By Vic Weatherall, DC
Updated May 2020
Rob Caron, co-owner of Rideau Woodland Ramble in Burritt’s Rapids, Ontario, finds the most common physical common challenges of maintaining their gardens and grounds are “bending, squatting, lifting, pushing, pulling, and trimming.” In his experience, “All the muscle groups get a work out!”
Rob and his team of professionals follow several key practices to enjoy a safe and healthy gardening season:
- Perform garden maintenance only during the cooler part of the day. Follow the shade. If the temperature exceeds 30°C, stop.
- Plan the work the day before to determine the physical challenges, such as how much bending, lifting, and time will be required, and what tools will be needed.
- Use tools that are in good working order such as a sturdy rake, a sturdy wheelbarrow with a fully inflated tire, and sharp cutters.

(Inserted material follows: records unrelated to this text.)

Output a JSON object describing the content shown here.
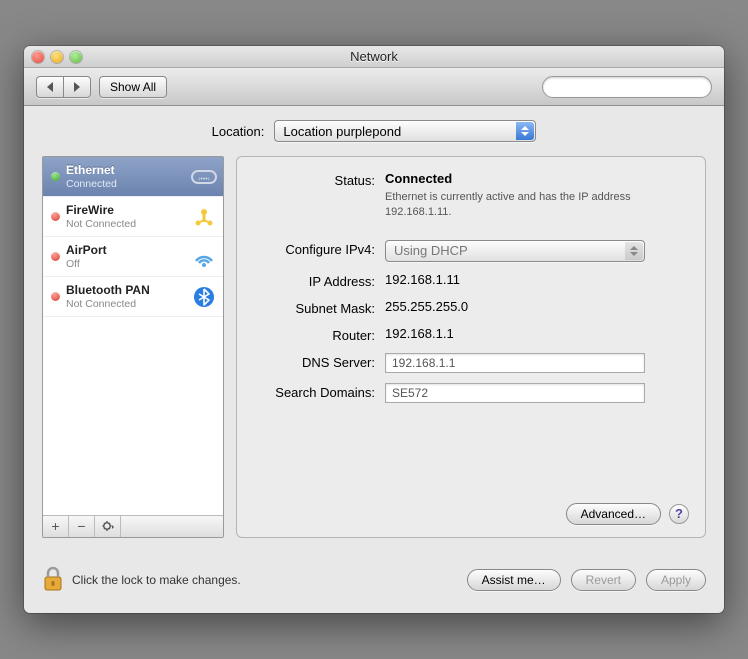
{
  "window": {
    "title": "Network"
  },
  "toolbar": {
    "show_all": "Show All",
    "search_placeholder": ""
  },
  "location": {
    "label": "Location:",
    "value": "Location purplepond"
  },
  "sidebar": {
    "items": [
      {
        "name": "Ethernet",
        "sub": "Connected",
        "status": "green",
        "icon": "ethernet",
        "selected": true
      },
      {
        "name": "FireWire",
        "sub": "Not Connected",
        "status": "red",
        "icon": "firewire",
        "selected": false
      },
      {
        "name": "AirPort",
        "sub": "Off",
        "status": "red",
        "icon": "airport",
        "selected": false
      },
      {
        "name": "Bluetooth PAN",
        "sub": "Not Connected",
        "status": "red",
        "icon": "bluetooth",
        "selected": false
      }
    ]
  },
  "details": {
    "status_label": "Status:",
    "status_value": "Connected",
    "status_desc": "Ethernet is currently active and has the IP address 192.168.1.11.",
    "configure_label": "Configure IPv4:",
    "configure_value": "Using DHCP",
    "ip_label": "IP Address:",
    "ip_value": "192.168.1.11",
    "subnet_label": "Subnet Mask:",
    "subnet_value": "255.255.255.0",
    "router_label": "Router:",
    "router_value": "192.168.1.1",
    "dns_label": "DNS Server:",
    "dns_value": "192.168.1.1",
    "search_label": "Search Domains:",
    "search_value": "SE572",
    "advanced": "Advanced…"
  },
  "bottom": {
    "lock_text": "Click the lock to make changes.",
    "assist": "Assist me…",
    "revert": "Revert",
    "apply": "Apply"
  }
}
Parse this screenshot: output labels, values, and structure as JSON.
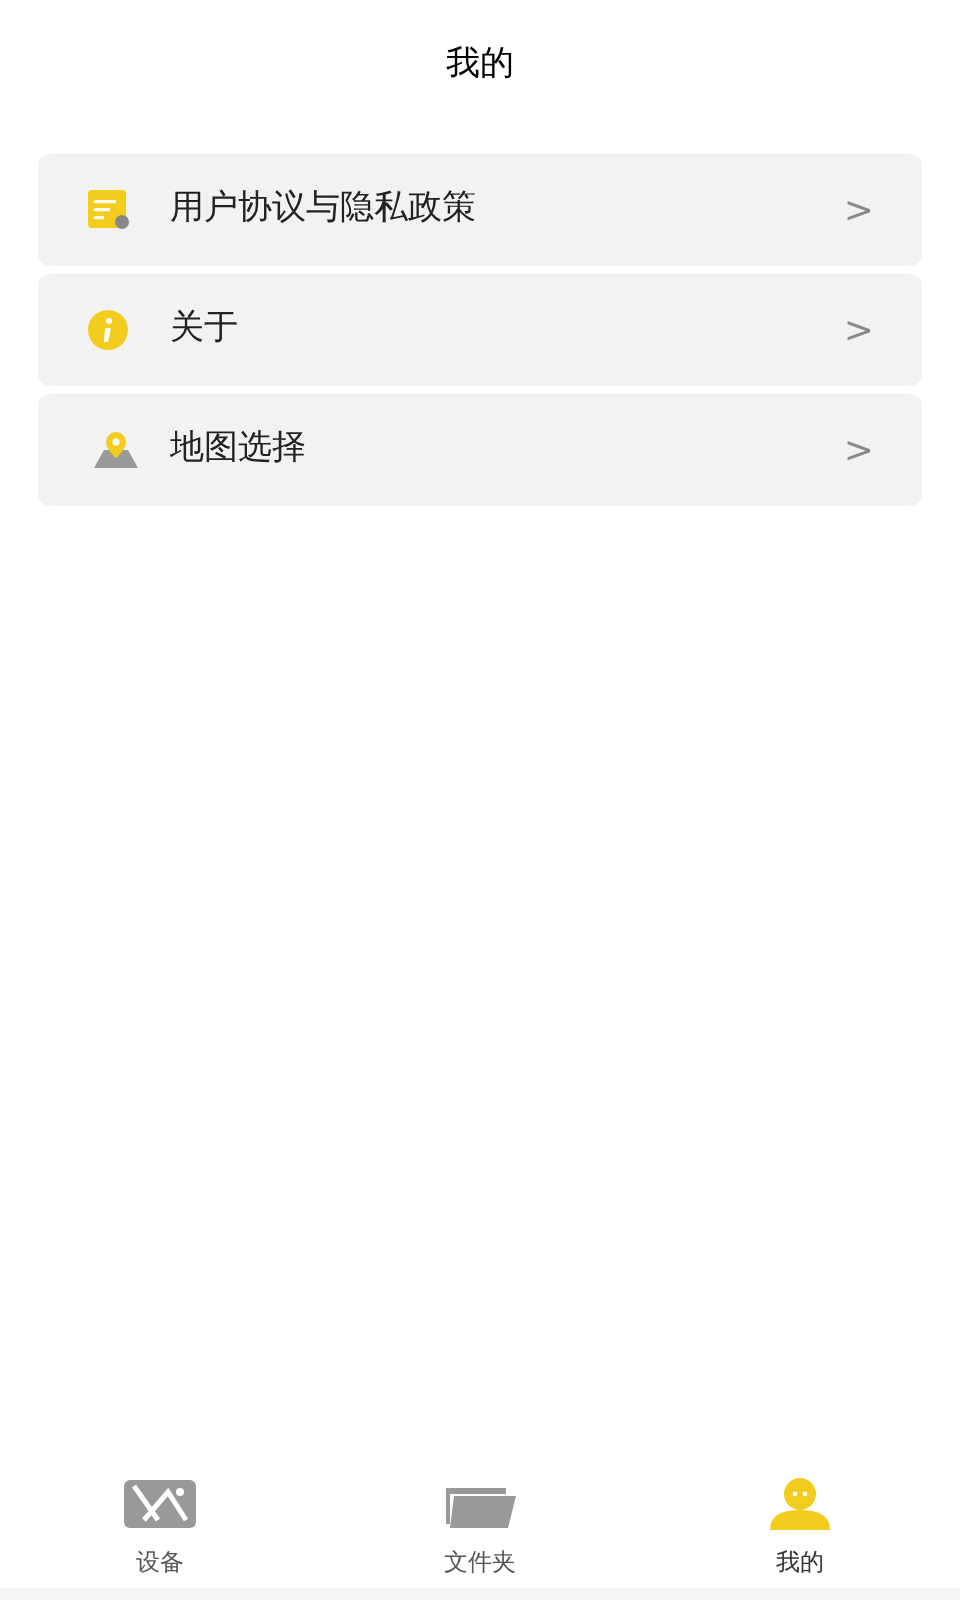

- Wear gloves because many plants are poisonous and can cause severe allergic reactions or dermatitis. Gloves also protect the gardener from insect bites, splinters, and infections. Knee pads are also beneficial.
- Wear proper work shoes for good balance and to protect feet from injury when using tools.
- Perform some warm-up exercises such as squats and light lifting.
- Switch jobs frequently, for example, do some weeding for a while, then some lifting, raking, and then trimming.
- Take breaks and stay hydrated.
- Most importantly, wear a hat!
For other healthy gardening advice, see the Ontario Chiropractic Association’s At Home – Spring/Summer: Gardening.
Many parts of Eastern Ontario are experiencing greatly increased exposure to ticks, including those related to Lyme disease. Make sure you are well protected to prevent bites to yourself and your pets. See Lyme disease and ticks.
Contact Dr. Weatherall if you have any specific questions.
Photo courtesy and property of Rideau Woodland Ramble.